Meet Ilias Iatropoulos, Open Sofia’s photographer

Why Sofia is a "rough diamond" full of beautiful contrasts

Written and photos by Ilias Iatropoulos, edited by Tamar Weisert.


I was born and raised in Greece by a Greek father and a Bulgarian mother. My curiosity about Bulgaria grew over the years, and in combination with my love of foreign languages ​​and cultures, I chose Balkan studies as my subject of study, focusing on Bulgaria.

While I was a student, I visited Sofia a few times, mainly for university conferences. After a year of Erasmus at Sofia University during the 2015-2016 academic year, I was determined to return. And so I did, after graduating from my school in Greece. Things upon my return to Bulgaria were quite different but no less exciting.

Sofia is a city of contradictions. New vs. old. Big and small at the same time. Quiet yet LOUD. Conservative, though sometimes extravagant. Grey as well as green. This set of contrasts appealed to me, and it only continued to grow on me over time.

Another positive about Sofia is the sense of freedom you get, like in any big city. Due to the fact the city is - as a dear friend of mine once said, a "rough diamond"- it's almost like it gives you a higher degree of independence to redefine yourself. A redefinition that happened to me was discovering my passion for photography and technology back in 2016's Sofia, thus altering my point of view for the future by 180 degrees.

Also parks, green space, and once again PARKS! As the son of a forest guard, I have a thing for nature and mountains. In Sofia, not only do you have Vitosha practically within walking distance, there are quite a few places in the city that make you feel surrounded by nature.

It would be a total miss if I didn't mention that one of the main reasons for my moving here was the better economic conditions in Sofia. There were many job opportunities here for expats, combined with affordable pricing, at a time when Greece was in a deep recession. It is pretty ironic how things can change over a few decades, keeping in mind that my mother had come to Greece from Bulgaria in search of a better life.

It is no coincidence that many foreigners come here to live.
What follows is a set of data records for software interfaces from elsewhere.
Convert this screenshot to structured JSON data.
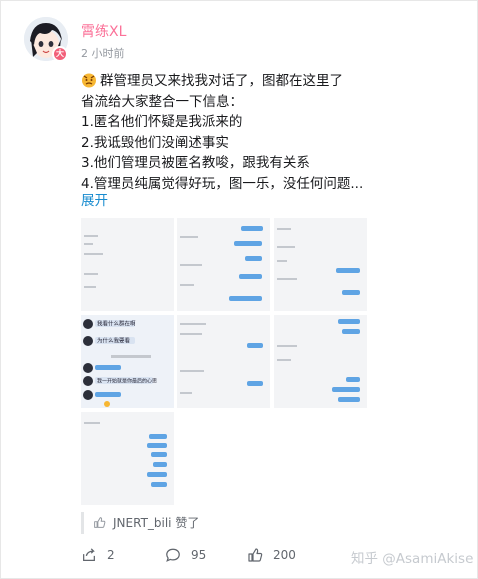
{
  "author": {
    "name": "霄练XL",
    "avatar_badge": "大",
    "time": "2 小时前"
  },
  "post": {
    "lines": [
      "群管理员又来找我对话了，图都在这里了",
      "省流给大家整合一下信息：",
      "1.匿名他们怀疑是我派来的",
      "2.我诋毁他们没阐述事实",
      "3.他们管理员被匿名教唆，跟我有关系",
      "4.管理员纯属觉得好玩，图一乐，没任何问题..."
    ],
    "expand_label": "展开",
    "images": [
      {
        "label": "",
        "chat_lines": []
      },
      {
        "label": "",
        "chat_lines": []
      },
      {
        "label": "",
        "chat_lines": []
      },
      {
        "label": "",
        "chat_lines": [
          "我看什么群在啊",
          "为什么我要看",
          "我一开始就是你最后的心思"
        ]
      },
      {
        "label": "",
        "chat_lines": []
      },
      {
        "label": "",
        "chat_lines": []
      },
      {
        "label": "",
        "chat_lines": []
      }
    ]
  },
  "likes": {
    "user": "JNERT_bili",
    "suffix": "赞了"
  },
  "actions": {
    "share_count": "2",
    "comment_count": "95",
    "like_count": "200"
  },
  "watermark": "知乎 @AsamiAkise",
  "colors": {
    "username": "#fb7299",
    "link": "#178bcf",
    "bubble_blue": "#5fa4e4"
  }
}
The mix of old and new seems to attract people from different ethnicities and with different tastes. Combined with the affordable lifestyle, Sofia is an appealing life choice to people who are seeking a more laid-back routine without losing out on the perks of living in a capital city. And yet Bulgarians seem surprised by this. Some of them even take these things for granted.

Living in Sofia is a continuous work in progress. I find that somehow I am growing together with the constant changes happening to the city in recent years. It is bizarrely rewarding to live in another country in your early 20's and to feel like both a foreigner and a local at the same time.

Sofia also allowed me to become more active in a field I was always interested in - personal development - by being a volunteer at NGO Synergy Bulgaria for over a year now. Moreover, the fact that the city is located in the center of the Balkan peninsula sparked the idea behind several Balkan trips, which I captured in a series of photos for my personal photography project/Facebook page, called BalkanFaces.

Although I love Greece, I wouldn't consider moving back for numerous reasons, mostly because I enjoy the sense of independence here. I cannot say the same, though, about transferring to another country in the future. I feel like my goal of getting to know my second homeland is halfway complete, so from there onwards, who knows what new desires will prevail?

My piece of advice to a newcomer in Bulgaria? Be open. Be bold. And don't forget to spend some time with random babas - they are wiser than the wisest of monks.